Top of DATASET EXTRACT

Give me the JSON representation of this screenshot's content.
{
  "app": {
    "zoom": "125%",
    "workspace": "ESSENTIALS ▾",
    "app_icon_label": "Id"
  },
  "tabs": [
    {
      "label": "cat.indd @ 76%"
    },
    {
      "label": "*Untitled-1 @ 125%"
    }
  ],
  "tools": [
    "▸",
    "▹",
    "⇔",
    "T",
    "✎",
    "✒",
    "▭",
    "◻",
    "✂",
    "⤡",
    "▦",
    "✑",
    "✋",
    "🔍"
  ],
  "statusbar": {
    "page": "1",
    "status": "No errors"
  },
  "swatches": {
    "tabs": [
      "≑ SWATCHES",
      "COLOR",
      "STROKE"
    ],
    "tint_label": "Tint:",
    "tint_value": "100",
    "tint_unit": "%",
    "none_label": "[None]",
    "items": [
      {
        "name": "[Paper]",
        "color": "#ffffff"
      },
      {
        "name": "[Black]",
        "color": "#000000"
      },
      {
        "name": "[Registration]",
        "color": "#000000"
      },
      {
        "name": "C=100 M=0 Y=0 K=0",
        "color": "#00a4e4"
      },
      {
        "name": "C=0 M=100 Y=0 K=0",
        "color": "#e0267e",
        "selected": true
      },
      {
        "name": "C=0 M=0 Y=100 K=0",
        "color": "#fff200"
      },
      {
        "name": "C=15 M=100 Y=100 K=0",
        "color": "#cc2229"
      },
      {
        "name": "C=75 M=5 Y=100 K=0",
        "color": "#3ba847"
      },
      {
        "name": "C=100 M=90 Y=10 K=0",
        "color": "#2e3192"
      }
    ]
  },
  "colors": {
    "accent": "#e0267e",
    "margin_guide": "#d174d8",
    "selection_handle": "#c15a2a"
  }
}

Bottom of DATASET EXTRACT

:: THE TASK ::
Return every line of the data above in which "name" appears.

:: RESPONSE BOX ::
        "name": "[Paper]",
        "name": "[Black]",
        "name": "[Registration]",
        "name": "C=100 M=0 Y=0 K=0",
        "name": "C=0 M=100 Y=0 K=0",
        "name": "C=0 M=0 Y=100 K=0",
        "name": "C=15 M=100 Y=100 K=0",
        "name": "C=75 M=5 Y=100 K=0",
        "name": "C=100 M=90 Y=10 K=0",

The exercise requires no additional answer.